Tuesday 13 February 2018

Unilever pulls investment from toxic online platforms

Unilever pulls investment from toxic online platforms Hermann Luyken

Unilever, the multinational FMCG conglomerate behind fashionable brands including Omo, Lifebuoy, Badedas and Brut (is this right? - Ed) has announced that it will stop using and investing in digital platforms that run counter to an inclusive society.

 

CMO Keith Weed, summed it up as "social media should build social responsibility" and expanded further on the point:

Consumers don’t care about third party verification. They do care about fraudulent practice, fake news, and Russians influencing the US election. They don’t care about good value for advertisers. But they do care when they see their brands being placed next to ads funding terror, or exploiting children. They don’t care about sophisticated data usage or ad targeting via complex algorithms, but they do care about not seeing the same ad 100 times a day. They don’t care about ad fraud, but they do care about their data being misused and stolen.

Fake news, racism, sexism, terrorists spreading messages of hate, toxic content directed at children – parts of the internet we have ended up with is a million miles from where we thought it would take us. It is in the digital media industry's interest to listen and act on this.

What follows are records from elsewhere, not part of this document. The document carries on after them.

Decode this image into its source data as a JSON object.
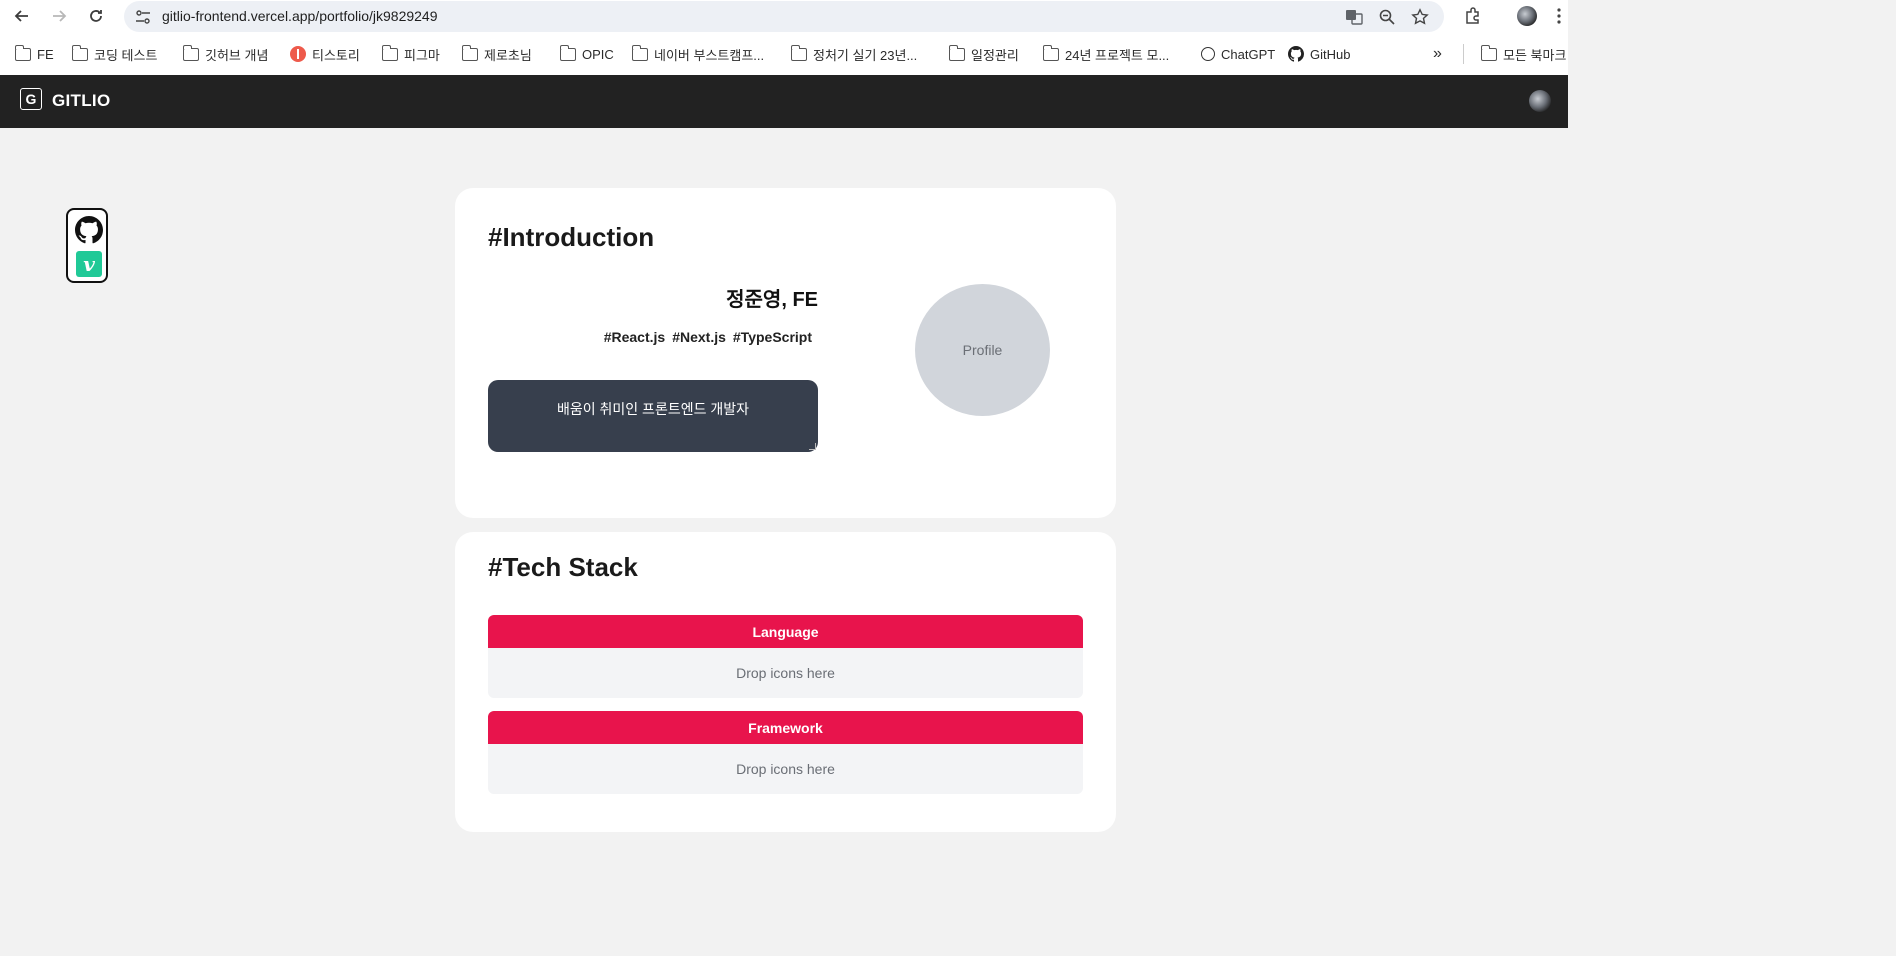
{
  "browser": {
    "url": "gitlio-frontend.vercel.app/portfolio/jk9829249",
    "bookmarks": [
      {
        "label": "FE",
        "icon": "folder-icon"
      },
      {
        "label": "코딩 테스트",
        "icon": "folder-icon"
      },
      {
        "label": "깃허브 개념",
        "icon": "folder-icon"
      },
      {
        "label": "티스토리",
        "icon": "tistory-icon"
      },
      {
        "label": "피그마",
        "icon": "folder-icon"
      },
      {
        "label": "제로초님",
        "icon": "folder-icon"
      },
      {
        "label": "OPIC",
        "icon": "folder-icon"
      },
      {
        "label": "네이버 부스트캠프...",
        "icon": "folder-icon"
      },
      {
        "label": "정처기 실기 23년...",
        "icon": "folder-icon"
      },
      {
        "label": "일정관리",
        "icon": "folder-icon"
      },
      {
        "label": "24년 프로젝트 모...",
        "icon": "folder-icon"
      },
      {
        "label": "ChatGPT",
        "icon": "chatgpt-icon"
      },
      {
        "label": "GitHub",
        "icon": "github-icon"
      }
    ],
    "overflow_label": "»",
    "all_bookmarks_label": "모든 북마크"
  },
  "app": {
    "logo_letter": "G",
    "logo_text": "GITLIO"
  },
  "intro": {
    "title": "#Introduction",
    "name": "정준영, FE",
    "tags": [
      "#React.js",
      "#Next.js",
      "#TypeScript"
    ],
    "bio": "배움이 취미인 프론트엔드 개발자",
    "profile_placeholder": "Profile"
  },
  "tech": {
    "title": "#Tech Stack",
    "sections": [
      {
        "label": "Language",
        "drop_text": "Drop icons here"
      },
      {
        "label": "Framework",
        "drop_text": "Drop icons here"
      }
    ]
  },
  "colors": {
    "header_bg": "#222222",
    "accent": "#e8144c",
    "bio_bg": "#373f4d",
    "velog_green": "#20c997"
  }
}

Before viewers stop viewing, advertisers stop advertising and publishers stop publishing.

Of course, this is entirely consistent with the master brand image that Unilever wishes to promote. Having ditched many of its legacy brands and businesses in recent years and acquiring more environmentally and socially-positive brands including Ben & Jerrys and Pukka Tea, it's a company that overtly wants to be seen to be doing good. Paul Polman, Unilever's CEO, has stated as such in many press interviews of late. That said, detoxofication swings both ways- for example, the company's involvement in a toxic waste scandal in Tamil Nadu.

Whilst this announcement has generated an awful lot of coverage for Unilever - mostly positive - it is a drop in the ocean in terms of what's needed by advertisers to push the matter forward. Facebook's business practices are still reminiscent of the worst excesses of Uber, with the company itself relying on bottom-of-the-ladder, badly-paid pseudo-editors to manually remove content which is likely to cause offence. These practices are well disguised by Facebook, with Zuckerburg constantly espousing the platform's value in doing social good. In other words, Unilever could pull its entire display and social media budget out of Facebook, and it wouldn't really matter to the company's revenue and profit margins.

If Unilever is merely dipping its toe in the water to see if any other company joins it, then fair enough. But, what would be nice to see is some kind of "digital ethical investment group" where advertisers make decisions as a group, rather than individually. This collective influence and buying power is perhaps more likely to see FB, and other platforms, do something about their problems.

So, let's be clear on this: there is a problem of toxic social media debate, and companies providing such platforms are not doing enough to resolve it, particularly when they are making so much money. However, because money talks to these fuc--- er, social media platforms, then maybe this is the shape of things to come. Domestos, a product of Unilever, may kill toxicity around the toilet bowl but a lot more needs to be done over the coming year to kill toxicity around the phone or computer screen.

Twitter, Facebook
Terms & Conditions, Privacy, Cookies

x